Utah legislative session ending after beer, Medicaid deals

SALT LAKE CITY (AP) — Utah lawmakers were set Thursday to end their annual legislative session after scaling back a voter-approved Medicaid expansion, passing a long-awaited update to the state’s hate crimes law and reaching a deal to increase the alcohol level in beer.

Measures on other hot-button issues failed to pass, like a ban on LGBT conversion therapy.

Lawmakers also passed two anti-abortion measures. A ban on most abortions after 18 weeks of gestation sparked the promise of a lawsuit if it’s signed by Republican Gov. Gary Herbert.

A proposal barring the procedure if the fetus has been diagnosed with Down syndrome would only go into effect if courts uphold a similar ban elsewhere.

Lawmakers decided to postpone action on sweeping tax reform during their 45-day session, but included plans in the state’s $19 billion budget to ensure that action happens later this year.

Some the lawmakers’ decisions this year sparked protest, such as the move to shrink Medicaid to cover fewer people and the failure of the conversion-therapy ban.

Lawmakers defended the Medicaid decisions as essential to controlling long-term costs. On conversion therapy, they vowed to continue the conversation.

Alcohol is often a touchy issue in the state where members of the predominant faith, The Church of Jesus Christ of Latter-day Saints, avoid it.

This year, though, the state reached a deal to slightly increase the amount of alcohol allowed in beer at grocery and convenience stores, from 3.2 percent to 4 percent.

On guns, lawmakers approved a bill that strengthens the state’s “stand your ground” law by saying that people do not have a duty to retreat if firing in self-defense.

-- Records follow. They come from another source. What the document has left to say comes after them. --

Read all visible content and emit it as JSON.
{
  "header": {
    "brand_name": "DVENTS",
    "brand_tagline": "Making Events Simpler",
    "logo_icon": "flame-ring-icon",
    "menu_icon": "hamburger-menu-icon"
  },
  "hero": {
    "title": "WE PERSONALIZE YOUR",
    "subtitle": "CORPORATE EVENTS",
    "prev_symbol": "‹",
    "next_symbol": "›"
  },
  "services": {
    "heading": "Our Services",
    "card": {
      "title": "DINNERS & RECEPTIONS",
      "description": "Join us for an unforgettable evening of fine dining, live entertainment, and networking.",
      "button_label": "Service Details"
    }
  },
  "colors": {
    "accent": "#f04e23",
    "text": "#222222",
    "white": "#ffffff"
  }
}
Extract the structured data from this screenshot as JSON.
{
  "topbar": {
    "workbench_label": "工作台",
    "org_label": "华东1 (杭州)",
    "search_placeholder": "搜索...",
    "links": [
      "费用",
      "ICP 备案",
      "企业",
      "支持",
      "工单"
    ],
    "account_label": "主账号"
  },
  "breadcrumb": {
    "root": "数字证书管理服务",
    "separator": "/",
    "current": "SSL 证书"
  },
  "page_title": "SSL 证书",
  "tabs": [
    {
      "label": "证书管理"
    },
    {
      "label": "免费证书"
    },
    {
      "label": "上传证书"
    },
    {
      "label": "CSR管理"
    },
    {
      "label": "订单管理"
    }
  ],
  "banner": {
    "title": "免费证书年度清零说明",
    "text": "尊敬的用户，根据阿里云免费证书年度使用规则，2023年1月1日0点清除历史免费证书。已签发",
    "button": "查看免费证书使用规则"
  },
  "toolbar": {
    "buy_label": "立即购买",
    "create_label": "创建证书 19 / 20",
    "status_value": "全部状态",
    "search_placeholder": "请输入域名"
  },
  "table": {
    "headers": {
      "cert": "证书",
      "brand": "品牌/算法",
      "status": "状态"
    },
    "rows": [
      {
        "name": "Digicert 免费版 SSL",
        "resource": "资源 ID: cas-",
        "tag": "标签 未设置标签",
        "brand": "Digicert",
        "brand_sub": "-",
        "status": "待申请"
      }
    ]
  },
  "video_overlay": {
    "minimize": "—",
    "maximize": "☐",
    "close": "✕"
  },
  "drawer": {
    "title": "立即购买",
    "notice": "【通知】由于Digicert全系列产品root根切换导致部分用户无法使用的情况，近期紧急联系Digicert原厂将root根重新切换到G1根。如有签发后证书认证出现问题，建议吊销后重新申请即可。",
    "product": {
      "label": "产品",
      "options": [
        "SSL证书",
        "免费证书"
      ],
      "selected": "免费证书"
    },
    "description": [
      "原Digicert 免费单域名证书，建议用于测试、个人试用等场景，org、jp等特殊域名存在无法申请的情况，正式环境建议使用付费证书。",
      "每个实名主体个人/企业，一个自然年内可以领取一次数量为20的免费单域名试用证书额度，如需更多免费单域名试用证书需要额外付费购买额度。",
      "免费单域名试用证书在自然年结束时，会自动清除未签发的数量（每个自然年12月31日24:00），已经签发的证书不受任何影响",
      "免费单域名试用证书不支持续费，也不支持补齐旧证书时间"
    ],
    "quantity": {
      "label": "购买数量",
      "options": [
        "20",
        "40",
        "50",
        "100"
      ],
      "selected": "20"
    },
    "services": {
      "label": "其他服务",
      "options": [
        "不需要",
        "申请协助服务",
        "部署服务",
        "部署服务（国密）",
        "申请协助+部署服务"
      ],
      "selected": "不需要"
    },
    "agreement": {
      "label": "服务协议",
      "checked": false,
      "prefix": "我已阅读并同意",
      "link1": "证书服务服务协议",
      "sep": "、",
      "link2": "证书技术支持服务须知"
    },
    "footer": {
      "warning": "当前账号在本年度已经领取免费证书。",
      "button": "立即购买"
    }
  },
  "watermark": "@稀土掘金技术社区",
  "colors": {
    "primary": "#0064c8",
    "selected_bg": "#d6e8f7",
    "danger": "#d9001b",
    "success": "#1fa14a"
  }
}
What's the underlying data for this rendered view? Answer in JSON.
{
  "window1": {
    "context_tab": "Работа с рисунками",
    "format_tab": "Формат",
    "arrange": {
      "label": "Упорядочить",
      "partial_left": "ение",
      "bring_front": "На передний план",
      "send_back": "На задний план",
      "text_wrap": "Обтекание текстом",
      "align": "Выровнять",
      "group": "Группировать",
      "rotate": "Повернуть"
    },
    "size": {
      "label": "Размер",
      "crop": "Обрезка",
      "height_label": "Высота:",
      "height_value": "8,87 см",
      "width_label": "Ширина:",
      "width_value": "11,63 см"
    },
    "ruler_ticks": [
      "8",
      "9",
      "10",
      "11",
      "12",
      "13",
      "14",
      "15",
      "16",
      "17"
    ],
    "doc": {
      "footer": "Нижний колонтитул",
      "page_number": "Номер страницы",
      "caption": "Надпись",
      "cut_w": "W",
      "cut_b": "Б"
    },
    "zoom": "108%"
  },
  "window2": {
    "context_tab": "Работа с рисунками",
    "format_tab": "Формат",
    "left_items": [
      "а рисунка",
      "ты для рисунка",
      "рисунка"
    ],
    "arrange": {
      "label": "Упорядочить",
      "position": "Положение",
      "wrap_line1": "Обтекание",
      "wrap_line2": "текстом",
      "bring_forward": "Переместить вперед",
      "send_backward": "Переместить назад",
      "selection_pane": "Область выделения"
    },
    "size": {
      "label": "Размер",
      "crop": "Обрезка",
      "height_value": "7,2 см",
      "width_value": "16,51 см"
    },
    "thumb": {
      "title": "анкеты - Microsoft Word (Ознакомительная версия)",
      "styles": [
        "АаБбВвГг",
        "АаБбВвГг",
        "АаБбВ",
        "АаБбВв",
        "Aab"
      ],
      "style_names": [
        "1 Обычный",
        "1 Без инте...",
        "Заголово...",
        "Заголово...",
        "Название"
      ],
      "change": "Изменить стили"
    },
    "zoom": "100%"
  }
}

But a gun-control proposal allowing police to temporarily confiscate guns of those deemed to be a threat, known as a red-flag law, died without a hearing.